The commission provides the public with an interactive tool to see how individual countries fare on supporting a healthy childhood. The tool includes a "flourishing" ranking, which measures factors like children's health, nutrition, and education. By that assessment, the United States is ranked 39 out of 180 countries.
In terms of "Excess CO2 emissions relative to 2030 targets," the U.S. is at 500%. But the country is far from alone in failing in that area—the publication notes that "wealthier countries threaten the future of all children through excessive carbon emissions. "

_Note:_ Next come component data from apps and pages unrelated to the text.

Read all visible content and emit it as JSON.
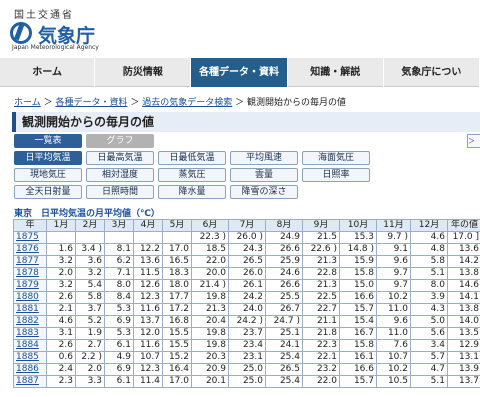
{
  "header": {
    "org_jp": "国土交通省",
    "logo_jp": "気象庁",
    "logo_en": "Japan Meteorological Agency"
  },
  "nav": {
    "items": [
      {
        "label": "ホーム"
      },
      {
        "label": "防災情報"
      },
      {
        "label": "各種データ・資料",
        "active": true
      },
      {
        "label": "知識・解説"
      },
      {
        "label": "気象庁につい"
      }
    ]
  },
  "breadcrumb": [
    "ホーム",
    "各種データ・資料",
    "過去の気象データ検索",
    "観測開始からの毎月の値"
  ],
  "page_title": "観測開始からの毎月の値",
  "view_buttons": {
    "list": "一覧表",
    "graph": "グラフ"
  },
  "side_button": "＞",
  "elements": [
    "日平均気温",
    "日最高気温",
    "日最低気温",
    "平均風速",
    "海面気圧",
    "現地気圧",
    "相対湿度",
    "蒸気圧",
    "雲量",
    "日照率",
    "全天日射量",
    "日照時間",
    "降水量",
    "降雪の深さ"
  ],
  "table_title": "東京　日平均気温の月平均値（℃）",
  "headers": [
    "年",
    "1月",
    "2月",
    "3月",
    "4月",
    "5月",
    "6月",
    "7月",
    "8月",
    "9月",
    "10月",
    "11月",
    "12月",
    "年の値"
  ],
  "rows": [
    [
      "1875",
      "",
      "",
      "",
      "",
      "",
      "22.3 )",
      "26.0 )",
      "24.9",
      "21.5",
      "15.3",
      "9.7 )",
      "4.6",
      "17.0 ]"
    ],
    [
      "1876",
      "1.6",
      "3.4 )",
      "8.1",
      "12.2",
      "17.0",
      "18.5",
      "24.3",
      "26.6",
      "22.6 )",
      "14.8 )",
      "9.1",
      "4.8",
      "13.6"
    ],
    [
      "1877",
      "3.2",
      "3.6",
      "6.2",
      "13.6",
      "16.5",
      "22.0",
      "26.5",
      "25.9",
      "21.3",
      "15.9",
      "9.6",
      "5.8",
      "14.2"
    ],
    [
      "1878",
      "2.0",
      "3.2",
      "7.1",
      "11.5",
      "18.3",
      "20.0",
      "26.0",
      "24.6",
      "22.8",
      "15.8",
      "9.7",
      "5.1",
      "13.8"
    ],
    [
      "1879",
      "3.2",
      "5.4",
      "8.0",
      "12.6",
      "18.0",
      "21.4 )",
      "26.1",
      "26.6",
      "21.3",
      "15.0",
      "9.7",
      "8.0",
      "14.6"
    ],
    [
      "1880",
      "2.6",
      "5.8",
      "8.4",
      "12.3",
      "17.7",
      "19.8",
      "24.2",
      "25.5",
      "22.5",
      "16.6",
      "10.2",
      "3.9",
      "14.1"
    ],
    [
      "1881",
      "2.1",
      "3.7",
      "5.3",
      "11.6",
      "17.2",
      "21.3",
      "24.0",
      "26.7",
      "22.7",
      "15.7",
      "11.0",
      "4.3",
      "13.8"
    ],
    [
      "1882",
      "4.6",
      "5.2",
      "6.9",
      "13.7",
      "16.8",
      "20.4",
      "24.2 )",
      "24.7 )",
      "21.1",
      "15.4",
      "9.6",
      "5.0",
      "14.0"
    ],
    [
      "1883",
      "3.1",
      "1.9",
      "5.3",
      "12.0",
      "15.5",
      "19.8",
      "23.7",
      "25.1",
      "21.8",
      "16.7",
      "11.0",
      "5.6",
      "13.5"
    ],
    [
      "1884",
      "2.6",
      "2.7",
      "6.1",
      "11.6",
      "15.5",
      "19.8",
      "23.4",
      "24.1",
      "22.3",
      "15.8",
      "7.6",
      "3.4",
      "12.9"
    ],
    [
      "1885",
      "0.6",
      "2.2 )",
      "4.9",
      "10.7",
      "15.2",
      "20.3",
      "23.1",
      "25.4",
      "22.1",
      "16.1",
      "10.7",
      "5.7",
      "13.1"
    ],
    [
      "1886",
      "2.4",
      "2.0",
      "6.9",
      "12.3",
      "16.4",
      "20.9",
      "25.0",
      "26.5",
      "23.2",
      "16.6",
      "10.2",
      "4.7",
      "13.9"
    ],
    [
      "1887",
      "2.3",
      "3.3",
      "6.1",
      "11.4",
      "17.0",
      "20.1",
      "25.0",
      "25.4",
      "22.0",
      "15.7",
      "10.5",
      "5.1",
      "13.7"
    ]
  ]
}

What is your country doing to protect child health, well-being and their futures? Explore and interact with data from 180 countries - and discover what more can be done to build a future fit for children where you live https://t.co/H41I7Lz5eX #FutureChild pic.twitter.com/qbP6oGPXBa
— The Lancet (@TheLancet) February 19, 2020
The commission recommends the following solutions to the crisis, as noted in a press statement:
- Stop CO2 emissions with the utmost urgency, to ensure children have a future on this planet;
- Place children and adolescents at the centre of our efforts to achieve sustainable development;
- New policies and investment in all sectors to work towards child health and rights;
- Incorporate children's voices into policy decisions;
- Tighten national regulation of harmful commercial marketing, supported by a new Optional Protocol to the UN Convention on the Rights of the Child.
The U.S. is the sole U.N. country not to have ratified that treaty.
"From the climate crisis to obesity and harmful commercial marketing, children around the world are having to contend with threats that were unimaginable just a few generations ago," said Henrietta Fore, UNICEF executive director. "It is time for a rethink on child health, one which places children at the top of every government's development agenda and puts their well-being above all considerations."
As a companion editorial at The Lancet stresses, the time to act is now.
"The power of children's voices has emerged over the past two years as a source of hope," reads the editorial. "Their collective concerns must now be heard, and effective actions taken to prevent the next generation inheriting an irreversibly damaged planet."
"There can be no excuses," it states, "and no time to lose."